--- Page and application data records ---
_ _ _ _

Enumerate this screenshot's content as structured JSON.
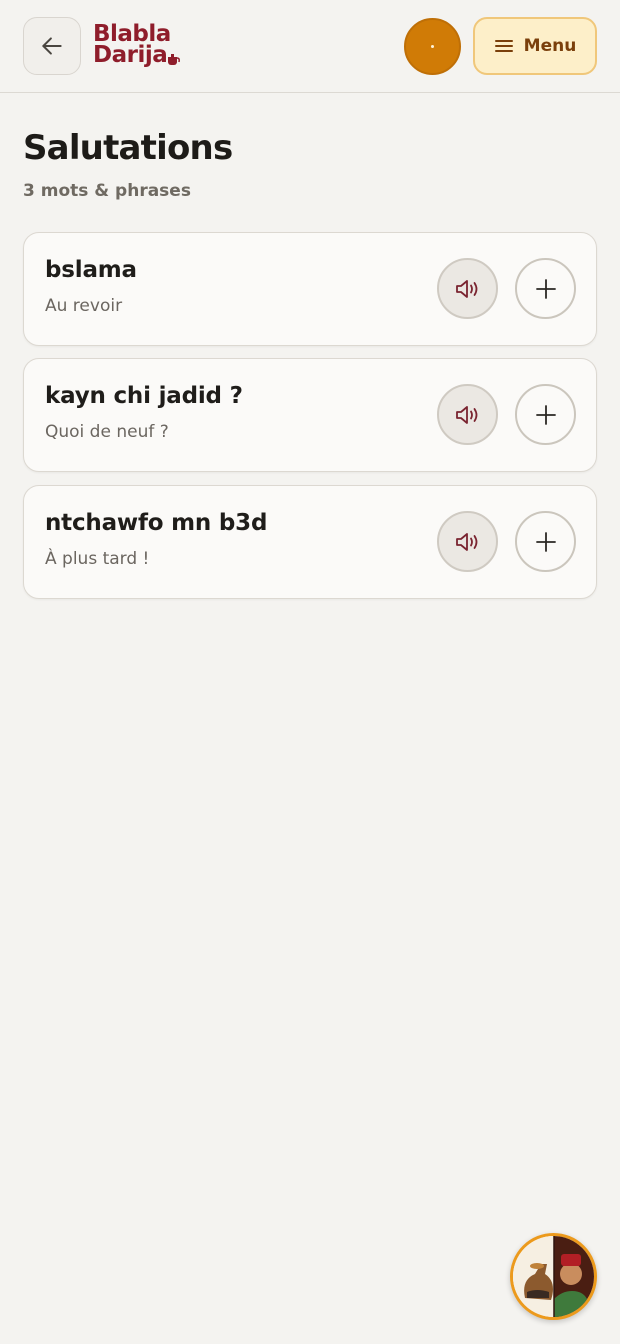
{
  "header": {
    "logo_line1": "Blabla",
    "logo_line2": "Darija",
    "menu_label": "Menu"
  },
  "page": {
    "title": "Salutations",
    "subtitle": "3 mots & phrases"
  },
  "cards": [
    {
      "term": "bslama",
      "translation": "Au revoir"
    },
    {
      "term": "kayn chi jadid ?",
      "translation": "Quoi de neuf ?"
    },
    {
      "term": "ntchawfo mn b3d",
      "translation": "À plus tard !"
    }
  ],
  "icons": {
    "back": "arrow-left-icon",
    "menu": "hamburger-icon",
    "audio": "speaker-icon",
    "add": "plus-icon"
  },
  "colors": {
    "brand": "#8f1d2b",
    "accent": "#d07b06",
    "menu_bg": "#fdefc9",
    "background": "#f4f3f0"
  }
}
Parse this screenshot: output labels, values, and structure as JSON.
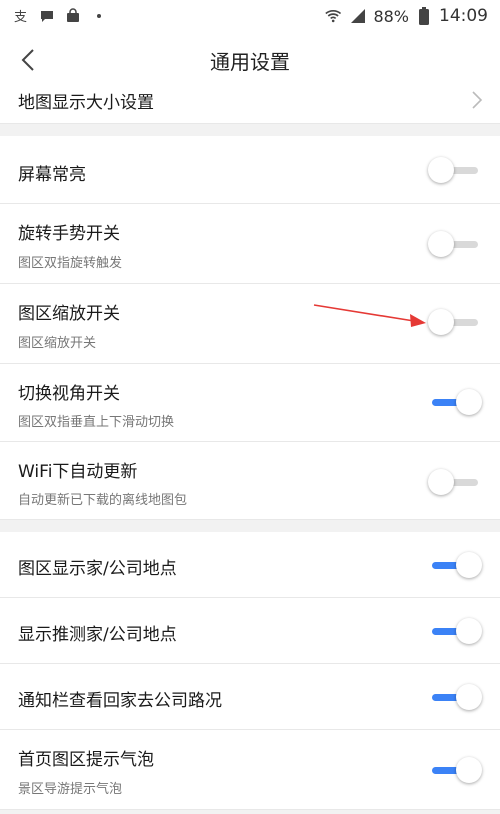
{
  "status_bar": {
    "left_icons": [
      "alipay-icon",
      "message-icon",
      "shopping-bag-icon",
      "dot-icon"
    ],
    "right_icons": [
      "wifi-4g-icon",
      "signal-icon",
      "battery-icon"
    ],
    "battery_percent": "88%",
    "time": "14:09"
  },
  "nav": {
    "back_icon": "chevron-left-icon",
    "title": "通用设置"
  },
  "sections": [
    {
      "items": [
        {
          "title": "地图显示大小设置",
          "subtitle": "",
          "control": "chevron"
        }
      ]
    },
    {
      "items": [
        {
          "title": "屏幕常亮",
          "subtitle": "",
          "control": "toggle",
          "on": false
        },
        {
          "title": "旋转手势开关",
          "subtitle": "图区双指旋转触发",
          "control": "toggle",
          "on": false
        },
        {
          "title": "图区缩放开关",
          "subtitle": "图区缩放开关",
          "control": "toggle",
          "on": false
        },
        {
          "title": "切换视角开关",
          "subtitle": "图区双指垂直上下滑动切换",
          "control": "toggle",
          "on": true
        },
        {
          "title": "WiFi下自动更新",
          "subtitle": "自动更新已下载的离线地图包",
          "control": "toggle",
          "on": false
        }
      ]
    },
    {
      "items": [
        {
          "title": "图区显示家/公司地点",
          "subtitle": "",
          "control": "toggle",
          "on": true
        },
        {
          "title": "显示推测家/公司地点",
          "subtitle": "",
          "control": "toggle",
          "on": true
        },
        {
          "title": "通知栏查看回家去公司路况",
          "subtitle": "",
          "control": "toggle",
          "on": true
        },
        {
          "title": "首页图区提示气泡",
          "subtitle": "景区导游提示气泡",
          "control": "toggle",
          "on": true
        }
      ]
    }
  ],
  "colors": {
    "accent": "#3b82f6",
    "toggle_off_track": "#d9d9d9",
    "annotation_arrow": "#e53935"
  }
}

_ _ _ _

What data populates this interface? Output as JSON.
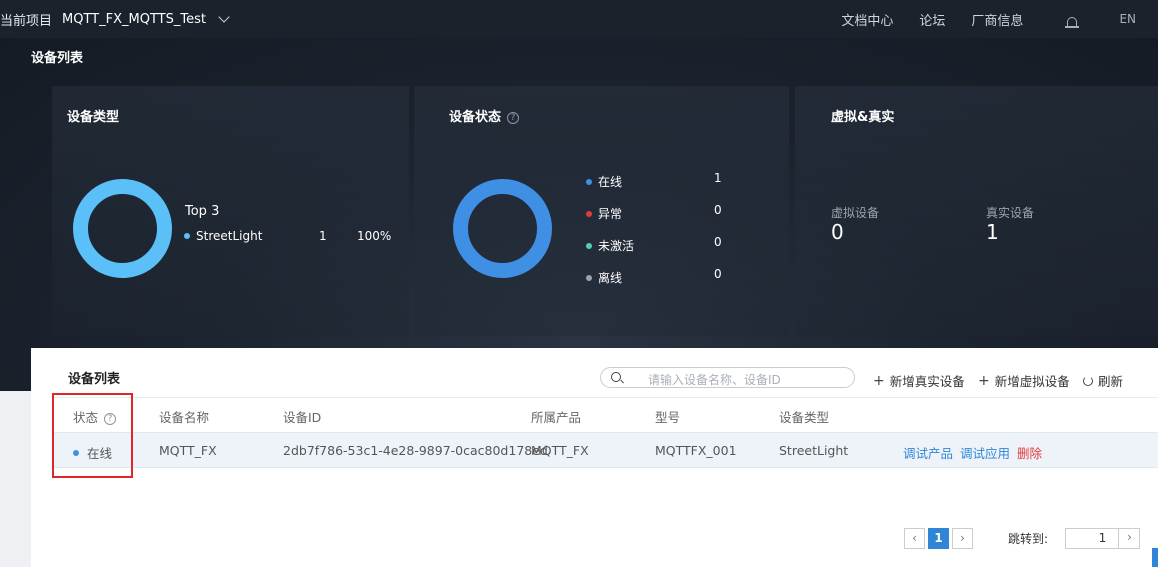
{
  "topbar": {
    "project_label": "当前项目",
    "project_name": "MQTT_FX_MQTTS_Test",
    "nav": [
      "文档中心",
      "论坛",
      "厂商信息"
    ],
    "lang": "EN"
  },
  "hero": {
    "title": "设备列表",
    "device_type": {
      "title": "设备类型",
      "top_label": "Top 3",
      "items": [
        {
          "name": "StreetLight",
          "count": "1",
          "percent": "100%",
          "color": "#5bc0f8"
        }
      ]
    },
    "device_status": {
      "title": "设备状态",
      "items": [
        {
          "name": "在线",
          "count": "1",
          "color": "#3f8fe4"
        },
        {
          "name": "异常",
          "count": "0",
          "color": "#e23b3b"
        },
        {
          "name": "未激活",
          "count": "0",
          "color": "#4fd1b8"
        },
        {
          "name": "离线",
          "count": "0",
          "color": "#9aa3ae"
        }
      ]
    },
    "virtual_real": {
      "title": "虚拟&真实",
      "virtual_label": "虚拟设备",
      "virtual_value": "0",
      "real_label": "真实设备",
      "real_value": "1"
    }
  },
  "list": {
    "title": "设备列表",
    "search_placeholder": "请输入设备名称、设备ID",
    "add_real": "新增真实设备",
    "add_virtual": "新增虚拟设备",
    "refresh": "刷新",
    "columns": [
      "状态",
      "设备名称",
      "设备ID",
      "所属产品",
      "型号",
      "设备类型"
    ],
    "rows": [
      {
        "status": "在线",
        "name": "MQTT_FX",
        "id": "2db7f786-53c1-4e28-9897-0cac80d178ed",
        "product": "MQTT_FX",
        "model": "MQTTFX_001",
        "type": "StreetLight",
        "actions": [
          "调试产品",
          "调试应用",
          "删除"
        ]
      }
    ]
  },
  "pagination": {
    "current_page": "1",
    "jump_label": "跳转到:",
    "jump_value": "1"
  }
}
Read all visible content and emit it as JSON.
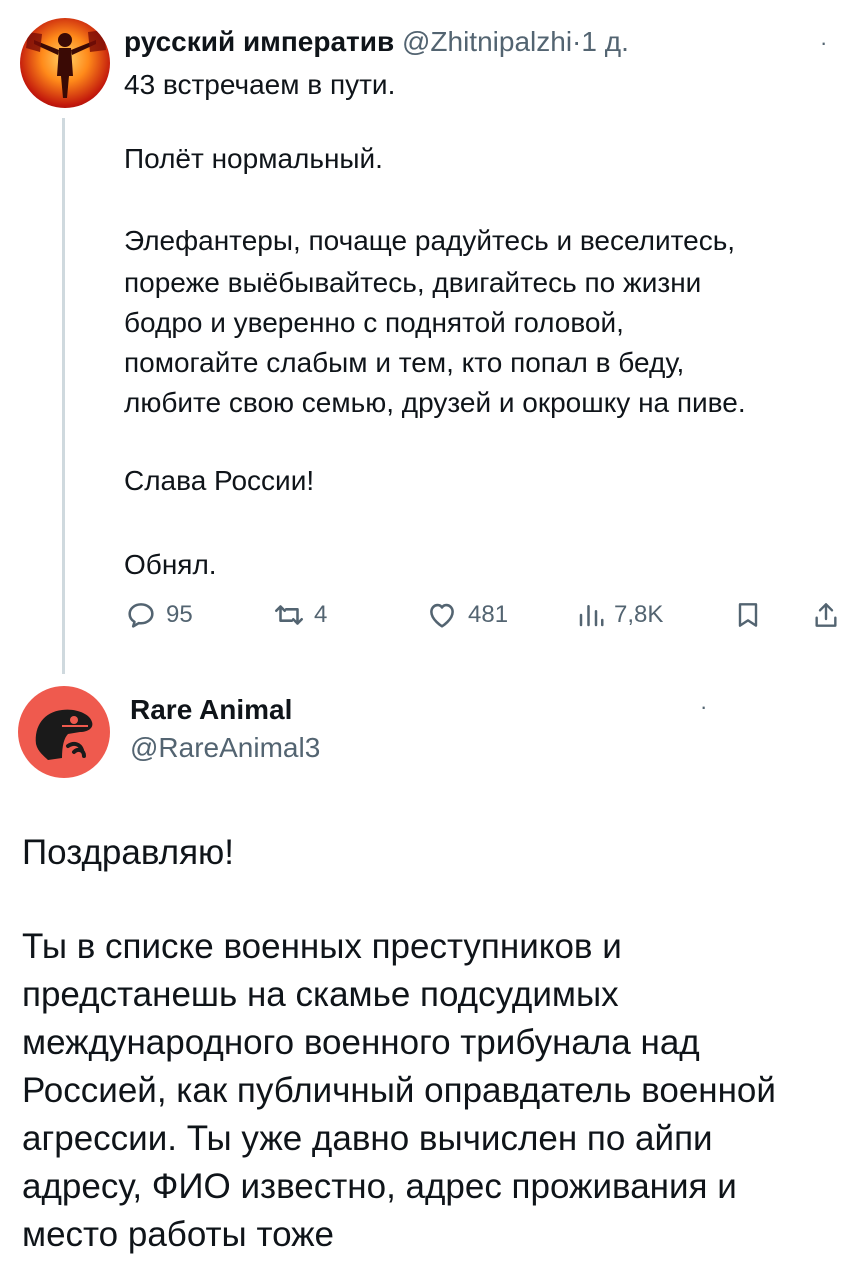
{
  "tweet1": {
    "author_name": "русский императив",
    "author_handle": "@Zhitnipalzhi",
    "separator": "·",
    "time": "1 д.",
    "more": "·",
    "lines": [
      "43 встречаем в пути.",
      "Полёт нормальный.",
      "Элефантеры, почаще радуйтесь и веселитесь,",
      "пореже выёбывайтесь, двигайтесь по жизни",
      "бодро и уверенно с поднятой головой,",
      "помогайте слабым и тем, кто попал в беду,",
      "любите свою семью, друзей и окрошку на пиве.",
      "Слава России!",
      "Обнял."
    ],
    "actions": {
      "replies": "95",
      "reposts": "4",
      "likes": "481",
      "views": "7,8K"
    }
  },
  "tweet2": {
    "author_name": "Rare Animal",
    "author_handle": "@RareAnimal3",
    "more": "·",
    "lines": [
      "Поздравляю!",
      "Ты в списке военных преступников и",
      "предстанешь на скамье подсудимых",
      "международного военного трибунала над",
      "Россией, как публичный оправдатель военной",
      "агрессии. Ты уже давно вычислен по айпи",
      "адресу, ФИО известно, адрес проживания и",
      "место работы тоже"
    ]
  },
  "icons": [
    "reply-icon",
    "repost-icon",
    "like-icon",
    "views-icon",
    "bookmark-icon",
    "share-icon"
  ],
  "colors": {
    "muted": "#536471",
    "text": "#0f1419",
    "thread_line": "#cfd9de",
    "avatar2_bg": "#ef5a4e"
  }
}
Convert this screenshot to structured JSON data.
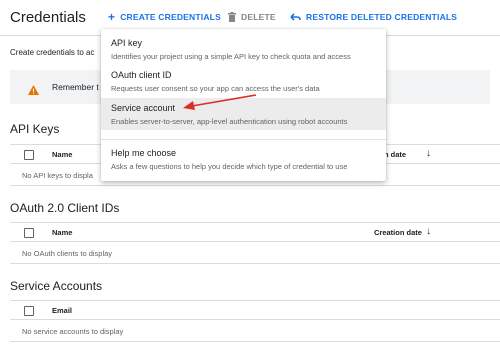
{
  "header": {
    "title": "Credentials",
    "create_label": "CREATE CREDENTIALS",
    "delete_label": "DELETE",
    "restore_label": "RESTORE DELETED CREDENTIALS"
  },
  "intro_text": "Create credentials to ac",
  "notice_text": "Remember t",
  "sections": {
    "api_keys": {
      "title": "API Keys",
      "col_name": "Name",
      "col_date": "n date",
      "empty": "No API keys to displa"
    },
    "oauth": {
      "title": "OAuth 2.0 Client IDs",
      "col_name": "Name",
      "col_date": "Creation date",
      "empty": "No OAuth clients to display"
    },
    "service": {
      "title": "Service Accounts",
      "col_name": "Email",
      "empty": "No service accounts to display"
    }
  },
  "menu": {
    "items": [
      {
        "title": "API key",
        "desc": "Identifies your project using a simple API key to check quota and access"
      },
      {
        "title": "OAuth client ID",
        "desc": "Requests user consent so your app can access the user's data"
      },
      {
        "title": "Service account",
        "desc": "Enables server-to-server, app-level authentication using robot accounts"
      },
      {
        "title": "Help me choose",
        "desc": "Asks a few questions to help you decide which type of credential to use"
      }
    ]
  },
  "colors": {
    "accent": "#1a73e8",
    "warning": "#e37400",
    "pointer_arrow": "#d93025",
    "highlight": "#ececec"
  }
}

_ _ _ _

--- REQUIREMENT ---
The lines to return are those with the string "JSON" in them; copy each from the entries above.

--- OUTPUT FOR THIS TASK ---
Enumerate this screenshot's content as structured JSON.
Parse this screenshot: output labels, values, and structure as JSON.
What data populates this interface? Output as JSON.
Read all visible content and emit it as JSON.
Convert this screenshot to structured JSON data.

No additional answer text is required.